## Working data
• • • • •

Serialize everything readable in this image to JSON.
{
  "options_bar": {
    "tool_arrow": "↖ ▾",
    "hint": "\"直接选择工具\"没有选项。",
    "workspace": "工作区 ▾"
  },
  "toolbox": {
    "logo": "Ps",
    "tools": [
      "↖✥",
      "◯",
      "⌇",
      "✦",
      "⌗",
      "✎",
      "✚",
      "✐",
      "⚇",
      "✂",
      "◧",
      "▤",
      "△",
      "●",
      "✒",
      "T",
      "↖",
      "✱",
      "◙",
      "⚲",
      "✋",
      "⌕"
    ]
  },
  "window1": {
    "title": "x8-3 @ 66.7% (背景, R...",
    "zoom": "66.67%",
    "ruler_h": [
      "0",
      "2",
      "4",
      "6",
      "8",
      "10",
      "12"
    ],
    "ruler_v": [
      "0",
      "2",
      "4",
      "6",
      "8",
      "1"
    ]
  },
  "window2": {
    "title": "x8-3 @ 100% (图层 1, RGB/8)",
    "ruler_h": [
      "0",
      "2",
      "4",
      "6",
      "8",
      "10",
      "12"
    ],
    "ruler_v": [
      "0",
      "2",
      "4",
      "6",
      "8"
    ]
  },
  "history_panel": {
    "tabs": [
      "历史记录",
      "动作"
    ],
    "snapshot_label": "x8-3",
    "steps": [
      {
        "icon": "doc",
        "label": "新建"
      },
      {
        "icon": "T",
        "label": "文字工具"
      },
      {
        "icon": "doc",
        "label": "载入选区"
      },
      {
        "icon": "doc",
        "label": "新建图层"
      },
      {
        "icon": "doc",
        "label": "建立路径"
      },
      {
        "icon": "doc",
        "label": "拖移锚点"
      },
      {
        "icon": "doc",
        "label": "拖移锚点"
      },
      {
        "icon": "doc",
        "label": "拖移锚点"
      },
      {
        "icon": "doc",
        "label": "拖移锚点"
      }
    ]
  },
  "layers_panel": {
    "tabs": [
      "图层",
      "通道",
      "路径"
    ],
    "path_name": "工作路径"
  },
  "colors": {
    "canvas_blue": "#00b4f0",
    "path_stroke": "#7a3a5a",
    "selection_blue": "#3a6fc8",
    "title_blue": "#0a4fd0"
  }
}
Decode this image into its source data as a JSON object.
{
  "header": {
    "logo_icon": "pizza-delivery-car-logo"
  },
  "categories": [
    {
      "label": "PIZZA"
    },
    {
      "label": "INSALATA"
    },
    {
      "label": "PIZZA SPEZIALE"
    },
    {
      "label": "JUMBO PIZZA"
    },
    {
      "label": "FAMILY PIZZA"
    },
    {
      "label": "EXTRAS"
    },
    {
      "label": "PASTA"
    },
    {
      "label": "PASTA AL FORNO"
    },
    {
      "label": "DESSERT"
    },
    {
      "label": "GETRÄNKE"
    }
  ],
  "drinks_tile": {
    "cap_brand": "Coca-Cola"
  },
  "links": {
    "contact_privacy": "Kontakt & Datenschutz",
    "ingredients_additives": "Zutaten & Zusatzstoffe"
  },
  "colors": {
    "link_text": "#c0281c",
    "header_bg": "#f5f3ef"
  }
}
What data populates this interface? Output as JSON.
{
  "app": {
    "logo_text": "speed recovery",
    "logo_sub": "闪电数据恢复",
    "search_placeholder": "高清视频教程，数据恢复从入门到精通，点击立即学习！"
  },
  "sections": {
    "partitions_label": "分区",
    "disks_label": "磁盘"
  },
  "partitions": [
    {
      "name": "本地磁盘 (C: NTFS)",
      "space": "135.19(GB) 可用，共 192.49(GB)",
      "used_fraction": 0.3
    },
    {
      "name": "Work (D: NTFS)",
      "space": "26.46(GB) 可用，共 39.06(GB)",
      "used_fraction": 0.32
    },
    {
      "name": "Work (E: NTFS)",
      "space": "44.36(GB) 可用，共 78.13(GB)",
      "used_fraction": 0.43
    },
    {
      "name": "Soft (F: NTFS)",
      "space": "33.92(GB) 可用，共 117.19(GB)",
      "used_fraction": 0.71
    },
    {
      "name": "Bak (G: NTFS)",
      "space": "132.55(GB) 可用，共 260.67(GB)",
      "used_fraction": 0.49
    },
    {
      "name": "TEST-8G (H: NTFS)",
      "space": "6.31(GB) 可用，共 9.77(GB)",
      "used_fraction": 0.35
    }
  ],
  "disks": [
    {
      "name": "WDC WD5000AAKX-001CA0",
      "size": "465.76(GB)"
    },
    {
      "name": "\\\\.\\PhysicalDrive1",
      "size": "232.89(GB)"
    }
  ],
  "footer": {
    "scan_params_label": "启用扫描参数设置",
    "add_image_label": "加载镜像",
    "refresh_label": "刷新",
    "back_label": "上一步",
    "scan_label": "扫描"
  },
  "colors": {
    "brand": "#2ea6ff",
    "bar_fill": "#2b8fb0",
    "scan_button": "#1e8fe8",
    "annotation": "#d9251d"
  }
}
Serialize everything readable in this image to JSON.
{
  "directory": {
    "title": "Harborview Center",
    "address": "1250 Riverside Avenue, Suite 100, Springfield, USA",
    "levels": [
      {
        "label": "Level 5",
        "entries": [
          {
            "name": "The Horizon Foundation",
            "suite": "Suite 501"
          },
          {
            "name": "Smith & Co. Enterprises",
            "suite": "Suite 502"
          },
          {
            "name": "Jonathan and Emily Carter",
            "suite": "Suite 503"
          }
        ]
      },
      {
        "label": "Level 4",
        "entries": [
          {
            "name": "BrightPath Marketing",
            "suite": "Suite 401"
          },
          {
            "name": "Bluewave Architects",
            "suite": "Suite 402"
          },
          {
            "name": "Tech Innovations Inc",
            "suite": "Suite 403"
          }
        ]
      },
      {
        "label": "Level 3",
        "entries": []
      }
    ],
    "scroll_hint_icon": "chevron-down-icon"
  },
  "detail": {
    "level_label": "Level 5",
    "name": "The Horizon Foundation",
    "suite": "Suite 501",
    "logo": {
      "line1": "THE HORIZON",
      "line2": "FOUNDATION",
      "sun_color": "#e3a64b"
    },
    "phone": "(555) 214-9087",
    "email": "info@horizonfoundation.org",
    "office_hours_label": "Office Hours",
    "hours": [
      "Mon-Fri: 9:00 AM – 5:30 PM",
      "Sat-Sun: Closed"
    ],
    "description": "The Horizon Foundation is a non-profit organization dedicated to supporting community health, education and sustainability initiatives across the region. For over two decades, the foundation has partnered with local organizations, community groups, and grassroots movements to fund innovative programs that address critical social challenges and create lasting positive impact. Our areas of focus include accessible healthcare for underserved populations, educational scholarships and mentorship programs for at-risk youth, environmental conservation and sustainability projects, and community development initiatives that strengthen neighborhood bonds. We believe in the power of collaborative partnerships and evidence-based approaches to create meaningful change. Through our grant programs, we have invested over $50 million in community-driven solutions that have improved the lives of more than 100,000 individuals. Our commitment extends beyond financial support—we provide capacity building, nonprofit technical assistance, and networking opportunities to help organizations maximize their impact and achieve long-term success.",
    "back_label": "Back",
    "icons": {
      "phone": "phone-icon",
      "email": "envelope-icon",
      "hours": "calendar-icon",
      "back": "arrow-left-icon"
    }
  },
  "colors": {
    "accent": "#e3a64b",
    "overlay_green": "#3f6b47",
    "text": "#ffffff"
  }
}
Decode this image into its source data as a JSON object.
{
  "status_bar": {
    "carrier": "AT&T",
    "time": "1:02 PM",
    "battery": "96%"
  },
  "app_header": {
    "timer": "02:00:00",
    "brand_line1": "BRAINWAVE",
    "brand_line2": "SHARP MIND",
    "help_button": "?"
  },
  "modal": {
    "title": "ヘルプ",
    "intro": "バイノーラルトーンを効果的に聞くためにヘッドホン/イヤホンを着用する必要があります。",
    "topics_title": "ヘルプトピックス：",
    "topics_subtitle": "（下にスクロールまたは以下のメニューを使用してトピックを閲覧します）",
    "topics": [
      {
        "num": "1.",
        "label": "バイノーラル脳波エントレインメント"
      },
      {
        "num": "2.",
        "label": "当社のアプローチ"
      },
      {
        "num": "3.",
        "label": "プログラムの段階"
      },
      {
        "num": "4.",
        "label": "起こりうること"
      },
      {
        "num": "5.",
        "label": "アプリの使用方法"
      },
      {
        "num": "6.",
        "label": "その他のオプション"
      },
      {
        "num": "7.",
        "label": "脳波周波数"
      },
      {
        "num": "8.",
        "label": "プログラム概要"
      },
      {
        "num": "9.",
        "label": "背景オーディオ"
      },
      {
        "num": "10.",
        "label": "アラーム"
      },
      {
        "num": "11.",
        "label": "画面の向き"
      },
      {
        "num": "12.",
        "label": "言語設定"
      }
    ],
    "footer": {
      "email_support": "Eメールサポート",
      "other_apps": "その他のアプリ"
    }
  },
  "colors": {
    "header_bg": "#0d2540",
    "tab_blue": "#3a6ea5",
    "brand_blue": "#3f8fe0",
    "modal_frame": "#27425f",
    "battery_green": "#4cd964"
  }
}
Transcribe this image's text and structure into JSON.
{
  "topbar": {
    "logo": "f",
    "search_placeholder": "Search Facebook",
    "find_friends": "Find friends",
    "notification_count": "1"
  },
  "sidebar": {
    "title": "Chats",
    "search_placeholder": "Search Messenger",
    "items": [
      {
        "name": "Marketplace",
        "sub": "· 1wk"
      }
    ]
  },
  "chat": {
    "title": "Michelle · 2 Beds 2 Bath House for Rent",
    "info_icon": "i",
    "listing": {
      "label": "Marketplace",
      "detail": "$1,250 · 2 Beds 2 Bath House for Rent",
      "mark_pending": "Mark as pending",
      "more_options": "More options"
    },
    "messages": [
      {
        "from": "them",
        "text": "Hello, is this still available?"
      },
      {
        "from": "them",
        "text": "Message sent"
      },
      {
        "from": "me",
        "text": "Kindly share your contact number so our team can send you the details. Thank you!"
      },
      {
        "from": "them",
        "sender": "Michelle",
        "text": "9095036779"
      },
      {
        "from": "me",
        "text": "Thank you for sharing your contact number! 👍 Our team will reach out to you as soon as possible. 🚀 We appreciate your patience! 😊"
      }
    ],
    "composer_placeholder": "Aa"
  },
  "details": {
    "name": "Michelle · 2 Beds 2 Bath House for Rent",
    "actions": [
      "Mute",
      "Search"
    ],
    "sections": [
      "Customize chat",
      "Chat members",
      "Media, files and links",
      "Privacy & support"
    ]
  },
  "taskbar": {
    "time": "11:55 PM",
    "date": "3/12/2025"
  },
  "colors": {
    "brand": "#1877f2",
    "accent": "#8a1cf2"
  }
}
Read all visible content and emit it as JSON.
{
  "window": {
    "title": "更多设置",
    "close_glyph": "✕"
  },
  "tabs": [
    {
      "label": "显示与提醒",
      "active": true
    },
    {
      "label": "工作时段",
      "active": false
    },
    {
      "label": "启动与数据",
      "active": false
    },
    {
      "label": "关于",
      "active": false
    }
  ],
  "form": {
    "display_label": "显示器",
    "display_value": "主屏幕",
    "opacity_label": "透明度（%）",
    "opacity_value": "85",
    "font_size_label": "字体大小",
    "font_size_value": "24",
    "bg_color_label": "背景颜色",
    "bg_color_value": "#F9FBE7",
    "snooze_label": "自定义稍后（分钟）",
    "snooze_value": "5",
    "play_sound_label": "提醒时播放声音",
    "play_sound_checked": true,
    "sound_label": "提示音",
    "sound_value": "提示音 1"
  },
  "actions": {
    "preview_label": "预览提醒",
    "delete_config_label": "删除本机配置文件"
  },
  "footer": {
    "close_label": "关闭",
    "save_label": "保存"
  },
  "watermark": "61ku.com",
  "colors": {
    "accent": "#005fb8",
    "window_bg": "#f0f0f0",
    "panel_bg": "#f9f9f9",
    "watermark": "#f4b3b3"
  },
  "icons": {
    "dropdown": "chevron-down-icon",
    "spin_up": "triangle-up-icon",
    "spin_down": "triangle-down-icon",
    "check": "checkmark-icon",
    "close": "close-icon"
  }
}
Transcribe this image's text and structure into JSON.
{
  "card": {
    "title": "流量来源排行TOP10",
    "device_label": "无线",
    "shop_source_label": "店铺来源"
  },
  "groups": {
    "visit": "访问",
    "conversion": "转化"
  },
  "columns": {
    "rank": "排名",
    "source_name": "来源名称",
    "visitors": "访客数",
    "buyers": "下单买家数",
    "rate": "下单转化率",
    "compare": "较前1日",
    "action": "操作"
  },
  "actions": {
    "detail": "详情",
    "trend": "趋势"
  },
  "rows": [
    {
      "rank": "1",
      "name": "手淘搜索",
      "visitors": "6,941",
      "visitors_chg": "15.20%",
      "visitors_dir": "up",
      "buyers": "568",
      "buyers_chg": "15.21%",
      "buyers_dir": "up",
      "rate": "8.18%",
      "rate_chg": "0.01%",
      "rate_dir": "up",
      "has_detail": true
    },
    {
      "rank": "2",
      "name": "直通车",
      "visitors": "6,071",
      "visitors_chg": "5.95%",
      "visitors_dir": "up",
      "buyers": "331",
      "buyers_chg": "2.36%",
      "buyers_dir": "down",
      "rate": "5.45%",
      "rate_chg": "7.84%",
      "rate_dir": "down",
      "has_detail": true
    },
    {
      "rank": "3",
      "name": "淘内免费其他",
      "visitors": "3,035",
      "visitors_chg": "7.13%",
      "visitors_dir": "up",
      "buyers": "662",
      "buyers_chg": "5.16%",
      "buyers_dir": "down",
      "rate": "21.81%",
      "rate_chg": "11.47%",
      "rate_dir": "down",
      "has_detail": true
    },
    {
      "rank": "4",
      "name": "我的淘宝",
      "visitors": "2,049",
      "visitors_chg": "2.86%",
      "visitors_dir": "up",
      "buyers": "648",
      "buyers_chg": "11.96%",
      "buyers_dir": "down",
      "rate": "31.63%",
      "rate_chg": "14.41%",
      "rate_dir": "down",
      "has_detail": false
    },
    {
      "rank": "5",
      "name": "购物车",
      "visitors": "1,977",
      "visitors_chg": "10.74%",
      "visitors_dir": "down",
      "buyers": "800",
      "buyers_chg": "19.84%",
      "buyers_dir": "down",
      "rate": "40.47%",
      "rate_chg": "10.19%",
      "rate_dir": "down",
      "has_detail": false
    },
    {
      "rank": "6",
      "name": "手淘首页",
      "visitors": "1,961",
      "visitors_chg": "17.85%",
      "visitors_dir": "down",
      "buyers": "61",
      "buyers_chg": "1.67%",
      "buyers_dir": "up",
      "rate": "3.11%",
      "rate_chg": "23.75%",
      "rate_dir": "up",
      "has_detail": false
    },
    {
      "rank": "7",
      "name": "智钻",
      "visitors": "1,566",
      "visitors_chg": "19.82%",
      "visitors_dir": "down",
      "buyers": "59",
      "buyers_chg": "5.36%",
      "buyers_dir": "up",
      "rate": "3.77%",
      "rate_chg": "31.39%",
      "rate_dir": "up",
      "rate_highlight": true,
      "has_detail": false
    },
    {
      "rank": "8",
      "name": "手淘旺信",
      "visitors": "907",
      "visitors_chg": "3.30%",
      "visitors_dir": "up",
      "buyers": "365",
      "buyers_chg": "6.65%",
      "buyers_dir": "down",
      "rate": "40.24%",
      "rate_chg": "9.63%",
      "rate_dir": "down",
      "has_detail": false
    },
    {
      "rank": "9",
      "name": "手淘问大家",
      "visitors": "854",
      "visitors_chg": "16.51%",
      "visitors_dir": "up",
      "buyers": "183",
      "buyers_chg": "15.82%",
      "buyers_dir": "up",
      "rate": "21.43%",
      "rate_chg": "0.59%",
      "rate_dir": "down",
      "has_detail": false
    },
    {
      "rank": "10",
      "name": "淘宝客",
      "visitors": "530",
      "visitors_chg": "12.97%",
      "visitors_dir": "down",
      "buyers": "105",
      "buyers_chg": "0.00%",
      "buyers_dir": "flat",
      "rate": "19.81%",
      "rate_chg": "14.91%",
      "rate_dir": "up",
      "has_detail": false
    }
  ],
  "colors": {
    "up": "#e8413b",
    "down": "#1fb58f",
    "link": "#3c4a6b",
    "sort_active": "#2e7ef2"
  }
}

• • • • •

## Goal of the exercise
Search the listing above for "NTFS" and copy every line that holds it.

## Answer to this problem
      "name": "本地磁盘 (C: NTFS)",
      "name": "Work (D: NTFS)",
      "name": "Work (E: NTFS)",
      "name": "Soft (F: NTFS)",
      "name": "Bak (G: NTFS)",
      "name": "TEST-8G (H: NTFS)",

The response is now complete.